Bag It

Annie Neyle Steadman
I went the event called “Bag It” where there were three speakers that discussed the plastic bag issue and how plastic affects our environment. The first speaker was Lia Colabello who is the Director of Global Partnership and Community Engagement at the 5 Gyres Institute. Lia talked about the problems of plastic bags and what they are doing to our environment, as well as what they are doing to marine mammals. She showed us pictures of sea turtles and birds that had suffered injuries from eating plastic. The plastic had broken down into tiny pieces that the marine mammals ingested. The plastic got stuck in their digestive systems causing health issues. The sea turtle was found lethargic and was rescued by the sea turtle Hospital from the South Carolina Aquarium. After the doctors removed all the plastic that was stuck in the turtle’s digestive tract, he was restored back to health, he was released back into the ocean. The bird had died due to the same issue and when its body decomposed you could see all the plastic that the bird had ingested. The most surprising picture was of a large mass of plastic bags that a camel had swallowed and had gotten lodged in its digestive system. The camel ultimately died from starvation from ingesting plastic instead of food. The next surprising fact that Lia shared was that on a global basis, we produce a garbage truck full of plastic per minute!

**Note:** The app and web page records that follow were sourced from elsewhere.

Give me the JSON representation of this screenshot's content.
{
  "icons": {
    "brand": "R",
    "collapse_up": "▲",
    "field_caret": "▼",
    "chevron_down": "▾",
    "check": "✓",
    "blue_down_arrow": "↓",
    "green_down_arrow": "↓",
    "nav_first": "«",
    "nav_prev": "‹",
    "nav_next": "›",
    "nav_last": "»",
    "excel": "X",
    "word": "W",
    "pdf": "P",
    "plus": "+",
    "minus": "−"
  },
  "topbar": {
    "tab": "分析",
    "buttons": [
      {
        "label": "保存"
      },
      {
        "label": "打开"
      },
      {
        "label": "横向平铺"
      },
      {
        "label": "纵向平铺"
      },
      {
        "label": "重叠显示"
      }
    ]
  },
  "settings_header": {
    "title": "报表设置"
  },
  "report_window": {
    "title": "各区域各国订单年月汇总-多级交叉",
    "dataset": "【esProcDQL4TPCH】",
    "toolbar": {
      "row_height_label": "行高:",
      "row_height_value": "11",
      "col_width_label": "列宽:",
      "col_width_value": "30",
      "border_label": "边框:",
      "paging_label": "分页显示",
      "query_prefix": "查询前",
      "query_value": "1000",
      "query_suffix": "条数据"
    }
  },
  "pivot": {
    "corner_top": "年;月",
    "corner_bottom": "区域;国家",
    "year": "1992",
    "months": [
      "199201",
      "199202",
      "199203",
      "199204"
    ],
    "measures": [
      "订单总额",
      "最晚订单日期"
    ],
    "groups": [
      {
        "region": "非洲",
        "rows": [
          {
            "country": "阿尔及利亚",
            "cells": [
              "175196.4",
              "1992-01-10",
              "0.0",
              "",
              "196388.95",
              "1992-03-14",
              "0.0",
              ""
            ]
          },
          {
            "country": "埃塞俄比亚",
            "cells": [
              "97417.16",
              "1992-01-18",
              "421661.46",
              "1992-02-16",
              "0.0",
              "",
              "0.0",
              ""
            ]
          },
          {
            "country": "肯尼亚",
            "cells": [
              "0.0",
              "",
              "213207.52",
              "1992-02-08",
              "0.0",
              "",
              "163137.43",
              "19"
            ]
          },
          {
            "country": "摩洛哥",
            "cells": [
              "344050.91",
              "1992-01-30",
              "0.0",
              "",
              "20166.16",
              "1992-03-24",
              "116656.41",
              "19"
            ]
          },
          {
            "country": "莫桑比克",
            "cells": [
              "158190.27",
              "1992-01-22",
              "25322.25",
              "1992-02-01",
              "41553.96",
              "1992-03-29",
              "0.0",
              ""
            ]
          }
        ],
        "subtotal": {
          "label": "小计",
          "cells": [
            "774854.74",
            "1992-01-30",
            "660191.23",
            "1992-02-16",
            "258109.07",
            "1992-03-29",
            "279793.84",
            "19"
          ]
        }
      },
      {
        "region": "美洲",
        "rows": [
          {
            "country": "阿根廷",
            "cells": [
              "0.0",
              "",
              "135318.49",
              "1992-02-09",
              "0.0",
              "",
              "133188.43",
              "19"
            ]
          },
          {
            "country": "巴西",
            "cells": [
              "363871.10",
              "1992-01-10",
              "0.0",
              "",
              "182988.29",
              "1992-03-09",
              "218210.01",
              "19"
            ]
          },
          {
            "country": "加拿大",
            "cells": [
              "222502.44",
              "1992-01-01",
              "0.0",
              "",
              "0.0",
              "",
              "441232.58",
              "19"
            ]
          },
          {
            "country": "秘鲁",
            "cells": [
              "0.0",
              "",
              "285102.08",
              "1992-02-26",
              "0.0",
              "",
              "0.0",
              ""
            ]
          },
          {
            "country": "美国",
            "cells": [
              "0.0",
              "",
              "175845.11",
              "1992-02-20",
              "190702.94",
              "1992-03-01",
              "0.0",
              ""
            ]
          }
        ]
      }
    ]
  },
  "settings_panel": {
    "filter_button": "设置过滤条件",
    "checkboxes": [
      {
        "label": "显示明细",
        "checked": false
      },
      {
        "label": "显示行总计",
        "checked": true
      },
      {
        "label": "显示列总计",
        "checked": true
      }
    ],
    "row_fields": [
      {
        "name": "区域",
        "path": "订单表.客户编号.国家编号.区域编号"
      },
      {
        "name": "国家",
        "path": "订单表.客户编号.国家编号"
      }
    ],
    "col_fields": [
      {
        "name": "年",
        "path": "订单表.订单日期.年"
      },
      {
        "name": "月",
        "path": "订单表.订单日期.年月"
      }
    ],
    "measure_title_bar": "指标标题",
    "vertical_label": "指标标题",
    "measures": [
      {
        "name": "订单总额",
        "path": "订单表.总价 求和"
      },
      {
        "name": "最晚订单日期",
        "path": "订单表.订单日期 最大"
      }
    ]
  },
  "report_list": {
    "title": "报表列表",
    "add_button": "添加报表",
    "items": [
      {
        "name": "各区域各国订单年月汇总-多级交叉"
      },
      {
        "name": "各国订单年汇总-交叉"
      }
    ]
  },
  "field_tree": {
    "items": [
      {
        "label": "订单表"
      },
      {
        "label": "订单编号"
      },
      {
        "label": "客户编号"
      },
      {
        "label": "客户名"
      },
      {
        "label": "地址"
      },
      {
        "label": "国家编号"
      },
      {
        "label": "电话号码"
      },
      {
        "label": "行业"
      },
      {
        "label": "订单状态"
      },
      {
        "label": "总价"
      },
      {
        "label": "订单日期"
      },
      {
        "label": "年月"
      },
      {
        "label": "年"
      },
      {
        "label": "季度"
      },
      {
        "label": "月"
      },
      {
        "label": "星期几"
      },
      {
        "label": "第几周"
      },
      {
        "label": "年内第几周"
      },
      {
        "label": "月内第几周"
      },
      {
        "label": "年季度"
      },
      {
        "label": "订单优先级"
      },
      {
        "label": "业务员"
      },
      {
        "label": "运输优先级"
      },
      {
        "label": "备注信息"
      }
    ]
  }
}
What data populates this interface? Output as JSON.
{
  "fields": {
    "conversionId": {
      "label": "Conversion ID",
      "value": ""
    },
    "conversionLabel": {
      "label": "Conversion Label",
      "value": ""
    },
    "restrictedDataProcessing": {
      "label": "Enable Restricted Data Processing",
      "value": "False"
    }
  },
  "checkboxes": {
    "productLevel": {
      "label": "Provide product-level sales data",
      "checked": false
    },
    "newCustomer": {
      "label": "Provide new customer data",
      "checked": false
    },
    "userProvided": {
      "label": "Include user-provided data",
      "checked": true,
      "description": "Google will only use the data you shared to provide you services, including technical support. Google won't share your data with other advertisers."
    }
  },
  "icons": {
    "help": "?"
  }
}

The next speaker was Katie Zimmerman who is the Program Director of Air, Water, and Public Health at the Coastal Conservation League. Katie talked about the places that have put in “bag bans” or some times of ordinance towards plastic usage. She also showed us pictures from our local lakes and rivers that have been impacted from all the plastic that eventually ends up in our lakes, rivers, and oceans. She said that if we can reduce the amount of plastic we use, we can make our state beautiful again. Trash on the sides of the roads are another big issue and she talked about this and about how we need to be advocates for picking up trash and teaching people what plastic is doing to our environment. The last speaker was the mayor of Folly Beach named, Tim Goodwin. He spoke about the political aspect of passing laws to get “bag bans” and how Folly Beach has turned into a plastic free city starting in January 2017. That means that no person in the city of Folly Beach is allowed to use plastic at the time of purchase. This means that all stores, restaurants, and business are not allowed to use plastic containers, cups, or bags. This is an amazing move in the right direction for the rest of the cities in South Carolina to follow because plastic is so detrimental to our environment and to our health. Plastic contains a lot of toxins that can hurt us and we need to help support this growing “bag ban” that is started to grow in popularity. We can do these this by not using plastic and picking up plastic that you see around our city.